Component data from apps and pages:
Start of Block

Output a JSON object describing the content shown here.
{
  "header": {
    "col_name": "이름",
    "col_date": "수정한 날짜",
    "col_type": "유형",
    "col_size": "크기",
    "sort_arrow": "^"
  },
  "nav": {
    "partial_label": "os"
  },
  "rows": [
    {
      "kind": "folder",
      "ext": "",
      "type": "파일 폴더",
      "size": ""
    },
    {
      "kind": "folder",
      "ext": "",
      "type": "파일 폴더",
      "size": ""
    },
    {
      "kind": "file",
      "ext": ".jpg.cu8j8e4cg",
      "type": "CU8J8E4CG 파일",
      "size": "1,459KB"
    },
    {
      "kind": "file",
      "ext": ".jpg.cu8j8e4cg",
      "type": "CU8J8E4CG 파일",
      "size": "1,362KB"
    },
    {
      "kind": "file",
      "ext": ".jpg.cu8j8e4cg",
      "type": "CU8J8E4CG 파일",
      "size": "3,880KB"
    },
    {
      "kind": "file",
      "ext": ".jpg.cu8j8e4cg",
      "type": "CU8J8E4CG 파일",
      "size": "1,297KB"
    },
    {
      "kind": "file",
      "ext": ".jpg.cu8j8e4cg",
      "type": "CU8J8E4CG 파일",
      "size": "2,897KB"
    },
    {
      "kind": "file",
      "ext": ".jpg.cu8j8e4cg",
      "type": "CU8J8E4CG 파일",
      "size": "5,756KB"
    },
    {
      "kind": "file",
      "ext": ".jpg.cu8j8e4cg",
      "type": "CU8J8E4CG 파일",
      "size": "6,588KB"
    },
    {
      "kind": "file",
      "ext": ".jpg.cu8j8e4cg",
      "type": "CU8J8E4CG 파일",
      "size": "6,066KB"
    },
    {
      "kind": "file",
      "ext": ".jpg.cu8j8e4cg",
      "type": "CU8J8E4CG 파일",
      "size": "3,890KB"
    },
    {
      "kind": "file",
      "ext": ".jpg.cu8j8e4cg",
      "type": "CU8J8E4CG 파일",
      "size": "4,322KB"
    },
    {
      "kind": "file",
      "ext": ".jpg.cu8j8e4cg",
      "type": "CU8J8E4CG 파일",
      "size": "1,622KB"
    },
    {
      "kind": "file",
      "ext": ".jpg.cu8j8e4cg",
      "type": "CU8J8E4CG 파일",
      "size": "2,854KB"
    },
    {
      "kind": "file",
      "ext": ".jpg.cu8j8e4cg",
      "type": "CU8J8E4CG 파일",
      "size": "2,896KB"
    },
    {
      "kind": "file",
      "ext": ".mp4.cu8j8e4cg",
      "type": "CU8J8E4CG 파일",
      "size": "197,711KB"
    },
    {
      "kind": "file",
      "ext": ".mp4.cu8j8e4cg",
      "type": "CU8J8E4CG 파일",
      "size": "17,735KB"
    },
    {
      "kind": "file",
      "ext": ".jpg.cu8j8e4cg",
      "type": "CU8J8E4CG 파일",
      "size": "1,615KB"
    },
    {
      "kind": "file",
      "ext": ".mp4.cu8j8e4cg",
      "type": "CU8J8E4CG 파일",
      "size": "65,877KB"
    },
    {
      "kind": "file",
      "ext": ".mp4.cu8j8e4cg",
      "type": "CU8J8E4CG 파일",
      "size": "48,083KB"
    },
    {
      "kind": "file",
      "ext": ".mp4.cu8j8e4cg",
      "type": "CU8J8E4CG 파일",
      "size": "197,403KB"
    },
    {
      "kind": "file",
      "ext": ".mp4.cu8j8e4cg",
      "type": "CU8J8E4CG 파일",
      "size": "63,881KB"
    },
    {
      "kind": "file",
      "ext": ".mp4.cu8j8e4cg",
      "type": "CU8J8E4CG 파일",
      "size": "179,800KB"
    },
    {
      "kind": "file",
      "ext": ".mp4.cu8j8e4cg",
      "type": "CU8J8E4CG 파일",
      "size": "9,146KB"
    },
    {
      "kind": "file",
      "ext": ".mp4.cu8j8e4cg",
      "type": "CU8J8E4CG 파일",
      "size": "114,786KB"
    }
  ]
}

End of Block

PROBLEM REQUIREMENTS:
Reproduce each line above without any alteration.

TASK SOLUTION:
Output a JSON object describing the content shown here.
{
  "header": {
    "col_name": "이름",
    "col_date": "수정한 날짜",
    "col_type": "유형",
    "col_size": "크기",
    "sort_arrow": "^"
  },
  "nav": {
    "partial_label": "os"
  },
  "rows": [
    {
      "kind": "folder",
      "ext": "",
      "type": "파일 폴더",
      "size": ""
    },
    {
      "kind": "folder",
      "ext": "",
      "type": "파일 폴더",
      "size": ""
    },
    {
      "kind": "file",
      "ext": ".jpg.cu8j8e4cg",
      "type": "CU8J8E4CG 파일",
      "size": "1,459KB"
    },
    {
      "kind": "file",
      "ext": ".jpg.cu8j8e4cg",
      "type": "CU8J8E4CG 파일",
      "size": "1,362KB"
    },
    {
      "kind": "file",
      "ext": ".jpg.cu8j8e4cg",
      "type": "CU8J8E4CG 파일",
      "size": "3,880KB"
    },
    {
      "kind": "file",
      "ext": ".jpg.cu8j8e4cg",
      "type": "CU8J8E4CG 파일",
      "size": "1,297KB"
    },
    {
      "kind": "file",
      "ext": ".jpg.cu8j8e4cg",
      "type": "CU8J8E4CG 파일",
      "size": "2,897KB"
    },
    {
      "kind": "file",
      "ext": ".jpg.cu8j8e4cg",
      "type": "CU8J8E4CG 파일",
      "size": "5,756KB"
    },
    {
      "kind": "file",
      "ext": ".jpg.cu8j8e4cg",
      "type": "CU8J8E4CG 파일",
      "size": "6,588KB"
    },
    {
      "kind": "file",
      "ext": ".jpg.cu8j8e4cg",
      "type": "CU8J8E4CG 파일",
      "size": "6,066KB"
    },
    {
      "kind": "file",
      "ext": ".jpg.cu8j8e4cg",
      "type": "CU8J8E4CG 파일",
      "size": "3,890KB"
    },
    {
      "kind": "file",
      "ext": ".jpg.cu8j8e4cg",
      "type": "CU8J8E4CG 파일",
      "size": "4,322KB"
    },
    {
      "kind": "file",
      "ext": ".jpg.cu8j8e4cg",
      "type": "CU8J8E4CG 파일",
      "size": "1,622KB"
    },
    {
      "kind": "file",
      "ext": ".jpg.cu8j8e4cg",
      "type": "CU8J8E4CG 파일",
      "size": "2,854KB"
    },
    {
      "kind": "file",
      "ext": ".jpg.cu8j8e4cg",
      "type": "CU8J8E4CG 파일",
      "size": "2,896KB"
    },
    {
      "kind": "file",
      "ext": ".mp4.cu8j8e4cg",
      "type": "CU8J8E4CG 파일",
      "size": "197,711KB"
    },
    {
      "kind": "file",
      "ext": ".mp4.cu8j8e4cg",
      "type": "CU8J8E4CG 파일",
      "size": "17,735KB"
    },
    {
      "kind": "file",
      "ext": ".jpg.cu8j8e4cg",
      "type": "CU8J8E4CG 파일",
      "size": "1,615KB"
    },
    {
      "kind": "file",
      "ext": ".mp4.cu8j8e4cg",
      "type": "CU8J8E4CG 파일",
      "size": "65,877KB"
    },
    {
      "kind": "file",
      "ext": ".mp4.cu8j8e4cg",
      "type": "CU8J8E4CG 파일",
      "size": "48,083KB"
    },
    {
      "kind": "file",
      "ext": ".mp4.cu8j8e4cg",
      "type": "CU8J8E4CG 파일",
      "size": "197,403KB"
    },
    {
      "kind": "file",
      "ext": ".mp4.cu8j8e4cg",
      "type": "CU8J8E4CG 파일",
      "size": "63,881KB"
    },
    {
      "kind": "file",
      "ext": ".mp4.cu8j8e4cg",
      "type": "CU8J8E4CG 파일",
      "size": "179,800KB"
    },
    {
      "kind": "file",
      "ext": ".mp4.cu8j8e4cg",
      "type": "CU8J8E4CG 파일",
      "size": "9,146KB"
    },
    {
      "kind": "file",
      "ext": ".mp4.cu8j8e4cg",
      "type": "CU8J8E4CG 파일",
      "size": "114,786KB"
    }
  ]
}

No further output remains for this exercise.